Required action: What you copy should be the lines from the one with "Serialize everything readable" through the end of the entries, word for word. Omit the pictures.

[Provided information — start]

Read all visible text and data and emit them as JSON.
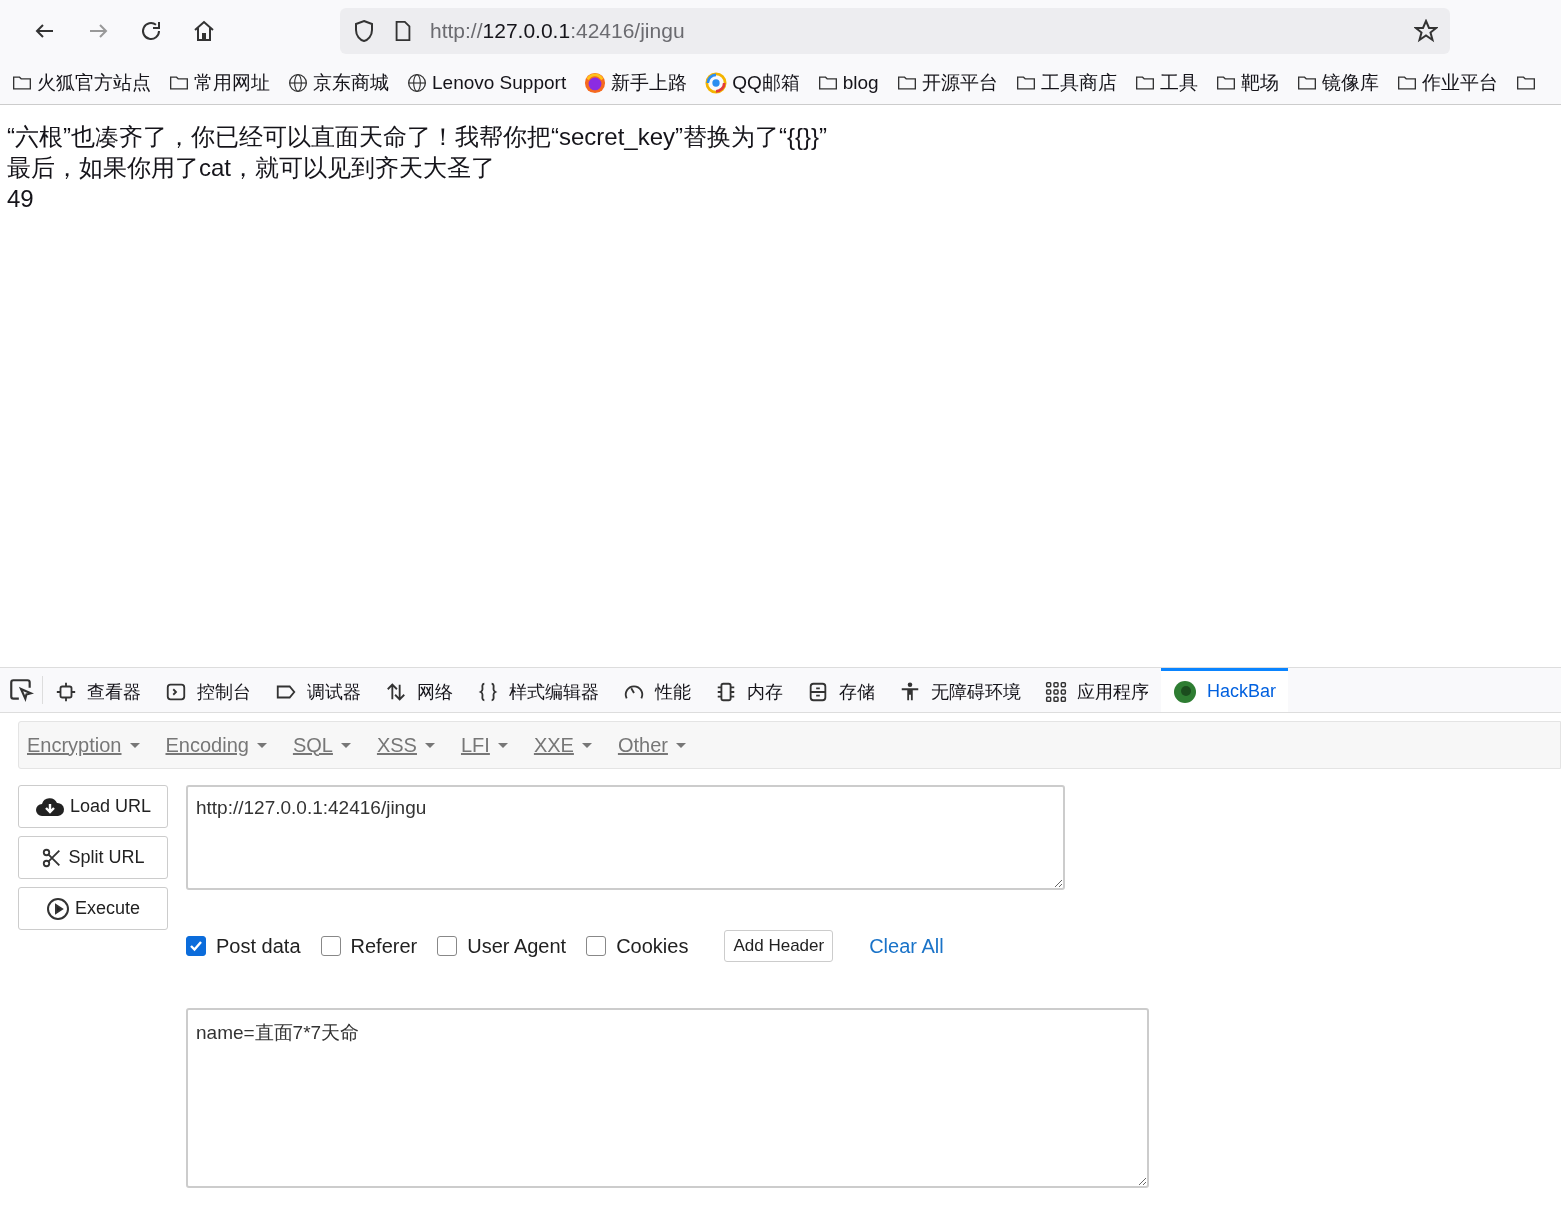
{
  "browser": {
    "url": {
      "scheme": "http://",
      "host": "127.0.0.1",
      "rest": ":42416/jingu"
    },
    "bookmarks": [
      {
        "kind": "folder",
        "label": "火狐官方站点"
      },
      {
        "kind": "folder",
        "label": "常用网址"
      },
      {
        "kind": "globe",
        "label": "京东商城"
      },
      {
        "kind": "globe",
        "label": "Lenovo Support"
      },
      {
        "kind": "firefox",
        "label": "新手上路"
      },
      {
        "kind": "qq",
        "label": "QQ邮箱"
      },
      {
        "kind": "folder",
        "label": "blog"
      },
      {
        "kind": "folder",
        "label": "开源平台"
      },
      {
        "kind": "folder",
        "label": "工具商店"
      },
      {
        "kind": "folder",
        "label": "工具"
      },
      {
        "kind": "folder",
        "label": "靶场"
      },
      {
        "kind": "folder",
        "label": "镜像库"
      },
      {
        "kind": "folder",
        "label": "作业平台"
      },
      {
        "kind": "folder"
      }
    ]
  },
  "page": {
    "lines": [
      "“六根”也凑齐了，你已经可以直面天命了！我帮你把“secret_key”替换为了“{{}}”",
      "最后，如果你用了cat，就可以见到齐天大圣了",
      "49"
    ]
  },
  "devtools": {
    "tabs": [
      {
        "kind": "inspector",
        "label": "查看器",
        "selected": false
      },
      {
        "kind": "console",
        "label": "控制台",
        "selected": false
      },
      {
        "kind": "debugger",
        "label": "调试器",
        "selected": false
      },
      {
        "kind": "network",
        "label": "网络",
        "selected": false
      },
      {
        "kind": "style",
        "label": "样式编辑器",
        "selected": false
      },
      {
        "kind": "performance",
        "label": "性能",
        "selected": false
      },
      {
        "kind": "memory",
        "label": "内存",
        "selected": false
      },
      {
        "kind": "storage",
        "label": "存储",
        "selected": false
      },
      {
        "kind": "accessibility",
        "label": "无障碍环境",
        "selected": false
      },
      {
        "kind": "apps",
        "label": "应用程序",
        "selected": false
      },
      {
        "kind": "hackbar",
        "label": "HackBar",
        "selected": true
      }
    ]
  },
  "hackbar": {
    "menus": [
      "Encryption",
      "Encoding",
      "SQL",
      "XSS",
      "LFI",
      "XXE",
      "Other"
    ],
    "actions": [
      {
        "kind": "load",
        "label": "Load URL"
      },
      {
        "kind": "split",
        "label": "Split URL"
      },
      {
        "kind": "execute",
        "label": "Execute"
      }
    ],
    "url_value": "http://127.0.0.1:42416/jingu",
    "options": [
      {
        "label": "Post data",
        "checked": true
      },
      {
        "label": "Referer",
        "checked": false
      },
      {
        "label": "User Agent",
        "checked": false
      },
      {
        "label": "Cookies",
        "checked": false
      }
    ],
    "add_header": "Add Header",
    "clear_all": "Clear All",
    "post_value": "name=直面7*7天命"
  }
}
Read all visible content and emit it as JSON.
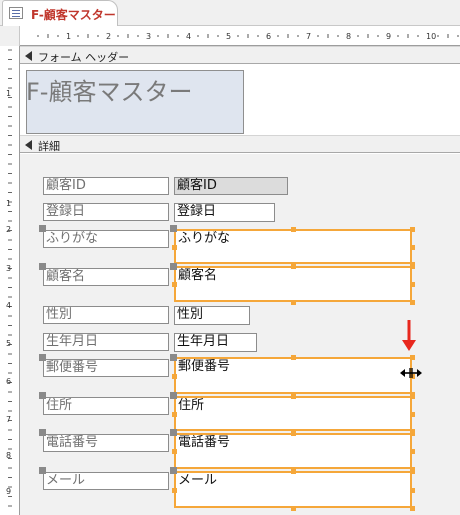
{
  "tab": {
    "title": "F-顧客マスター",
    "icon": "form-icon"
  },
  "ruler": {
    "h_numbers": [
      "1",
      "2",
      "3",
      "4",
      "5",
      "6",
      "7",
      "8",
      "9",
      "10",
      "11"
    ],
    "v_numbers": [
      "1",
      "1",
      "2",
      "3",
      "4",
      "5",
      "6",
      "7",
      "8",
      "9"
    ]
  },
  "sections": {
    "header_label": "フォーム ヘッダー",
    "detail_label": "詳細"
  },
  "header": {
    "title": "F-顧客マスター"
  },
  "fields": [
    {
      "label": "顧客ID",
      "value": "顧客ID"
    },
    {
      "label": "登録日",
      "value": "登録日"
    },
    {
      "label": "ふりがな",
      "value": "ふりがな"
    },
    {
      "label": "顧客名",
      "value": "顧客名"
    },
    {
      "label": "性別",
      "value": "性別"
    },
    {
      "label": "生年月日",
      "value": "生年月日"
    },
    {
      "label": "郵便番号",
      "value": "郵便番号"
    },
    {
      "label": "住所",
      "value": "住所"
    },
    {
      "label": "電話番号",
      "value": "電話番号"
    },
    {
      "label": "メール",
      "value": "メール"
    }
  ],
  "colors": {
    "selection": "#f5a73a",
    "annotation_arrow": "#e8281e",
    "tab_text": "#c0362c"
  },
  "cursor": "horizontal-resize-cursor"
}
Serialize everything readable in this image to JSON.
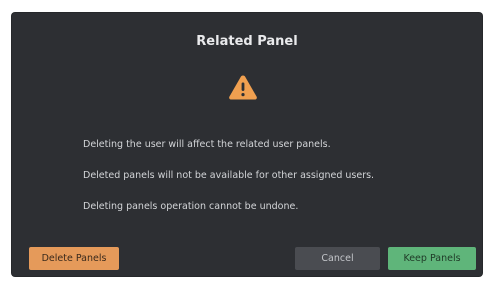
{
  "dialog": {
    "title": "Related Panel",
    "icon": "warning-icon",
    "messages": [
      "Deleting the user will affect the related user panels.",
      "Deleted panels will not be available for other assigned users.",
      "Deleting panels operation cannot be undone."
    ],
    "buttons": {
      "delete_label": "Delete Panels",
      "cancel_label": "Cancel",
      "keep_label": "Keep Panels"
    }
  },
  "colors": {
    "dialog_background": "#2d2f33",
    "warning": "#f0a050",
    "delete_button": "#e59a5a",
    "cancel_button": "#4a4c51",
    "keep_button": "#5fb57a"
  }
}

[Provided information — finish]

Answer section:
Serialize everything readable in this image to JSON.
{
  "dialog": {
    "title": "Related Panel",
    "icon": "warning-icon",
    "messages": [
      "Deleting the user will affect the related user panels.",
      "Deleted panels will not be available for other assigned users.",
      "Deleting panels operation cannot be undone."
    ],
    "buttons": {
      "delete_label": "Delete Panels",
      "cancel_label": "Cancel",
      "keep_label": "Keep Panels"
    }
  },
  "colors": {
    "dialog_background": "#2d2f33",
    "warning": "#f0a050",
    "delete_button": "#e59a5a",
    "cancel_button": "#4a4c51",
    "keep_button": "#5fb57a"
  }
}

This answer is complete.